§ Dataset entries:
◇ ◇ ◇ ◇ ◇ ◇ ◇
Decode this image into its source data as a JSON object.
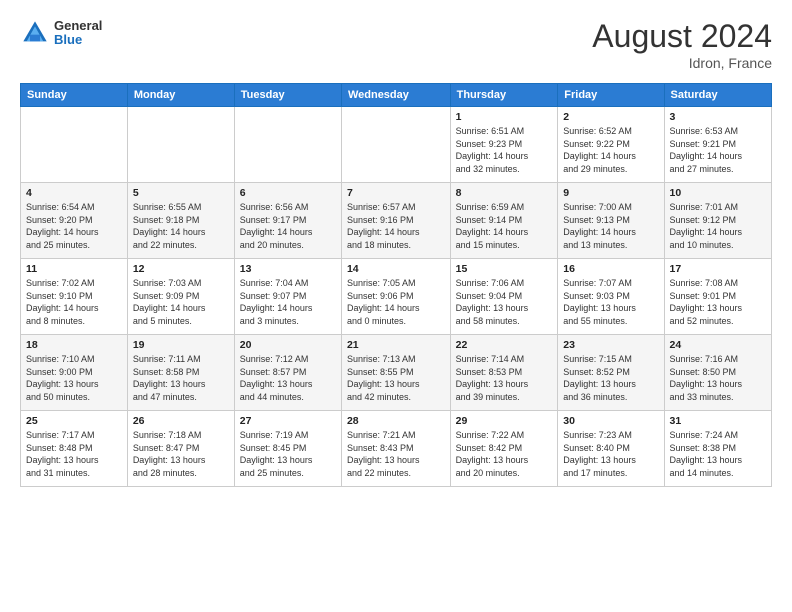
{
  "header": {
    "logo_general": "General",
    "logo_blue": "Blue",
    "month_title": "August 2024",
    "location": "Idron, France"
  },
  "weekdays": [
    "Sunday",
    "Monday",
    "Tuesday",
    "Wednesday",
    "Thursday",
    "Friday",
    "Saturday"
  ],
  "weeks": [
    [
      {
        "day": "",
        "info": ""
      },
      {
        "day": "",
        "info": ""
      },
      {
        "day": "",
        "info": ""
      },
      {
        "day": "",
        "info": ""
      },
      {
        "day": "1",
        "info": "Sunrise: 6:51 AM\nSunset: 9:23 PM\nDaylight: 14 hours\nand 32 minutes."
      },
      {
        "day": "2",
        "info": "Sunrise: 6:52 AM\nSunset: 9:22 PM\nDaylight: 14 hours\nand 29 minutes."
      },
      {
        "day": "3",
        "info": "Sunrise: 6:53 AM\nSunset: 9:21 PM\nDaylight: 14 hours\nand 27 minutes."
      }
    ],
    [
      {
        "day": "4",
        "info": "Sunrise: 6:54 AM\nSunset: 9:20 PM\nDaylight: 14 hours\nand 25 minutes."
      },
      {
        "day": "5",
        "info": "Sunrise: 6:55 AM\nSunset: 9:18 PM\nDaylight: 14 hours\nand 22 minutes."
      },
      {
        "day": "6",
        "info": "Sunrise: 6:56 AM\nSunset: 9:17 PM\nDaylight: 14 hours\nand 20 minutes."
      },
      {
        "day": "7",
        "info": "Sunrise: 6:57 AM\nSunset: 9:16 PM\nDaylight: 14 hours\nand 18 minutes."
      },
      {
        "day": "8",
        "info": "Sunrise: 6:59 AM\nSunset: 9:14 PM\nDaylight: 14 hours\nand 15 minutes."
      },
      {
        "day": "9",
        "info": "Sunrise: 7:00 AM\nSunset: 9:13 PM\nDaylight: 14 hours\nand 13 minutes."
      },
      {
        "day": "10",
        "info": "Sunrise: 7:01 AM\nSunset: 9:12 PM\nDaylight: 14 hours\nand 10 minutes."
      }
    ],
    [
      {
        "day": "11",
        "info": "Sunrise: 7:02 AM\nSunset: 9:10 PM\nDaylight: 14 hours\nand 8 minutes."
      },
      {
        "day": "12",
        "info": "Sunrise: 7:03 AM\nSunset: 9:09 PM\nDaylight: 14 hours\nand 5 minutes."
      },
      {
        "day": "13",
        "info": "Sunrise: 7:04 AM\nSunset: 9:07 PM\nDaylight: 14 hours\nand 3 minutes."
      },
      {
        "day": "14",
        "info": "Sunrise: 7:05 AM\nSunset: 9:06 PM\nDaylight: 14 hours\nand 0 minutes."
      },
      {
        "day": "15",
        "info": "Sunrise: 7:06 AM\nSunset: 9:04 PM\nDaylight: 13 hours\nand 58 minutes."
      },
      {
        "day": "16",
        "info": "Sunrise: 7:07 AM\nSunset: 9:03 PM\nDaylight: 13 hours\nand 55 minutes."
      },
      {
        "day": "17",
        "info": "Sunrise: 7:08 AM\nSunset: 9:01 PM\nDaylight: 13 hours\nand 52 minutes."
      }
    ],
    [
      {
        "day": "18",
        "info": "Sunrise: 7:10 AM\nSunset: 9:00 PM\nDaylight: 13 hours\nand 50 minutes."
      },
      {
        "day": "19",
        "info": "Sunrise: 7:11 AM\nSunset: 8:58 PM\nDaylight: 13 hours\nand 47 minutes."
      },
      {
        "day": "20",
        "info": "Sunrise: 7:12 AM\nSunset: 8:57 PM\nDaylight: 13 hours\nand 44 minutes."
      },
      {
        "day": "21",
        "info": "Sunrise: 7:13 AM\nSunset: 8:55 PM\nDaylight: 13 hours\nand 42 minutes."
      },
      {
        "day": "22",
        "info": "Sunrise: 7:14 AM\nSunset: 8:53 PM\nDaylight: 13 hours\nand 39 minutes."
      },
      {
        "day": "23",
        "info": "Sunrise: 7:15 AM\nSunset: 8:52 PM\nDaylight: 13 hours\nand 36 minutes."
      },
      {
        "day": "24",
        "info": "Sunrise: 7:16 AM\nSunset: 8:50 PM\nDaylight: 13 hours\nand 33 minutes."
      }
    ],
    [
      {
        "day": "25",
        "info": "Sunrise: 7:17 AM\nSunset: 8:48 PM\nDaylight: 13 hours\nand 31 minutes."
      },
      {
        "day": "26",
        "info": "Sunrise: 7:18 AM\nSunset: 8:47 PM\nDaylight: 13 hours\nand 28 minutes."
      },
      {
        "day": "27",
        "info": "Sunrise: 7:19 AM\nSunset: 8:45 PM\nDaylight: 13 hours\nand 25 minutes."
      },
      {
        "day": "28",
        "info": "Sunrise: 7:21 AM\nSunset: 8:43 PM\nDaylight: 13 hours\nand 22 minutes."
      },
      {
        "day": "29",
        "info": "Sunrise: 7:22 AM\nSunset: 8:42 PM\nDaylight: 13 hours\nand 20 minutes."
      },
      {
        "day": "30",
        "info": "Sunrise: 7:23 AM\nSunset: 8:40 PM\nDaylight: 13 hours\nand 17 minutes."
      },
      {
        "day": "31",
        "info": "Sunrise: 7:24 AM\nSunset: 8:38 PM\nDaylight: 13 hours\nand 14 minutes."
      }
    ]
  ]
}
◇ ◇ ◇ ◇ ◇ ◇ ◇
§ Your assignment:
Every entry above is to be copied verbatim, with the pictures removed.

§ Answer to the problem:
Decode this image into its source data as a JSON object.
{
  "header": {
    "logo_general": "General",
    "logo_blue": "Blue",
    "month_title": "August 2024",
    "location": "Idron, France"
  },
  "weekdays": [
    "Sunday",
    "Monday",
    "Tuesday",
    "Wednesday",
    "Thursday",
    "Friday",
    "Saturday"
  ],
  "weeks": [
    [
      {
        "day": "",
        "info": ""
      },
      {
        "day": "",
        "info": ""
      },
      {
        "day": "",
        "info": ""
      },
      {
        "day": "",
        "info": ""
      },
      {
        "day": "1",
        "info": "Sunrise: 6:51 AM\nSunset: 9:23 PM\nDaylight: 14 hours\nand 32 minutes."
      },
      {
        "day": "2",
        "info": "Sunrise: 6:52 AM\nSunset: 9:22 PM\nDaylight: 14 hours\nand 29 minutes."
      },
      {
        "day": "3",
        "info": "Sunrise: 6:53 AM\nSunset: 9:21 PM\nDaylight: 14 hours\nand 27 minutes."
      }
    ],
    [
      {
        "day": "4",
        "info": "Sunrise: 6:54 AM\nSunset: 9:20 PM\nDaylight: 14 hours\nand 25 minutes."
      },
      {
        "day": "5",
        "info": "Sunrise: 6:55 AM\nSunset: 9:18 PM\nDaylight: 14 hours\nand 22 minutes."
      },
      {
        "day": "6",
        "info": "Sunrise: 6:56 AM\nSunset: 9:17 PM\nDaylight: 14 hours\nand 20 minutes."
      },
      {
        "day": "7",
        "info": "Sunrise: 6:57 AM\nSunset: 9:16 PM\nDaylight: 14 hours\nand 18 minutes."
      },
      {
        "day": "8",
        "info": "Sunrise: 6:59 AM\nSunset: 9:14 PM\nDaylight: 14 hours\nand 15 minutes."
      },
      {
        "day": "9",
        "info": "Sunrise: 7:00 AM\nSunset: 9:13 PM\nDaylight: 14 hours\nand 13 minutes."
      },
      {
        "day": "10",
        "info": "Sunrise: 7:01 AM\nSunset: 9:12 PM\nDaylight: 14 hours\nand 10 minutes."
      }
    ],
    [
      {
        "day": "11",
        "info": "Sunrise: 7:02 AM\nSunset: 9:10 PM\nDaylight: 14 hours\nand 8 minutes."
      },
      {
        "day": "12",
        "info": "Sunrise: 7:03 AM\nSunset: 9:09 PM\nDaylight: 14 hours\nand 5 minutes."
      },
      {
        "day": "13",
        "info": "Sunrise: 7:04 AM\nSunset: 9:07 PM\nDaylight: 14 hours\nand 3 minutes."
      },
      {
        "day": "14",
        "info": "Sunrise: 7:05 AM\nSunset: 9:06 PM\nDaylight: 14 hours\nand 0 minutes."
      },
      {
        "day": "15",
        "info": "Sunrise: 7:06 AM\nSunset: 9:04 PM\nDaylight: 13 hours\nand 58 minutes."
      },
      {
        "day": "16",
        "info": "Sunrise: 7:07 AM\nSunset: 9:03 PM\nDaylight: 13 hours\nand 55 minutes."
      },
      {
        "day": "17",
        "info": "Sunrise: 7:08 AM\nSunset: 9:01 PM\nDaylight: 13 hours\nand 52 minutes."
      }
    ],
    [
      {
        "day": "18",
        "info": "Sunrise: 7:10 AM\nSunset: 9:00 PM\nDaylight: 13 hours\nand 50 minutes."
      },
      {
        "day": "19",
        "info": "Sunrise: 7:11 AM\nSunset: 8:58 PM\nDaylight: 13 hours\nand 47 minutes."
      },
      {
        "day": "20",
        "info": "Sunrise: 7:12 AM\nSunset: 8:57 PM\nDaylight: 13 hours\nand 44 minutes."
      },
      {
        "day": "21",
        "info": "Sunrise: 7:13 AM\nSunset: 8:55 PM\nDaylight: 13 hours\nand 42 minutes."
      },
      {
        "day": "22",
        "info": "Sunrise: 7:14 AM\nSunset: 8:53 PM\nDaylight: 13 hours\nand 39 minutes."
      },
      {
        "day": "23",
        "info": "Sunrise: 7:15 AM\nSunset: 8:52 PM\nDaylight: 13 hours\nand 36 minutes."
      },
      {
        "day": "24",
        "info": "Sunrise: 7:16 AM\nSunset: 8:50 PM\nDaylight: 13 hours\nand 33 minutes."
      }
    ],
    [
      {
        "day": "25",
        "info": "Sunrise: 7:17 AM\nSunset: 8:48 PM\nDaylight: 13 hours\nand 31 minutes."
      },
      {
        "day": "26",
        "info": "Sunrise: 7:18 AM\nSunset: 8:47 PM\nDaylight: 13 hours\nand 28 minutes."
      },
      {
        "day": "27",
        "info": "Sunrise: 7:19 AM\nSunset: 8:45 PM\nDaylight: 13 hours\nand 25 minutes."
      },
      {
        "day": "28",
        "info": "Sunrise: 7:21 AM\nSunset: 8:43 PM\nDaylight: 13 hours\nand 22 minutes."
      },
      {
        "day": "29",
        "info": "Sunrise: 7:22 AM\nSunset: 8:42 PM\nDaylight: 13 hours\nand 20 minutes."
      },
      {
        "day": "30",
        "info": "Sunrise: 7:23 AM\nSunset: 8:40 PM\nDaylight: 13 hours\nand 17 minutes."
      },
      {
        "day": "31",
        "info": "Sunrise: 7:24 AM\nSunset: 8:38 PM\nDaylight: 13 hours\nand 14 minutes."
      }
    ]
  ]
}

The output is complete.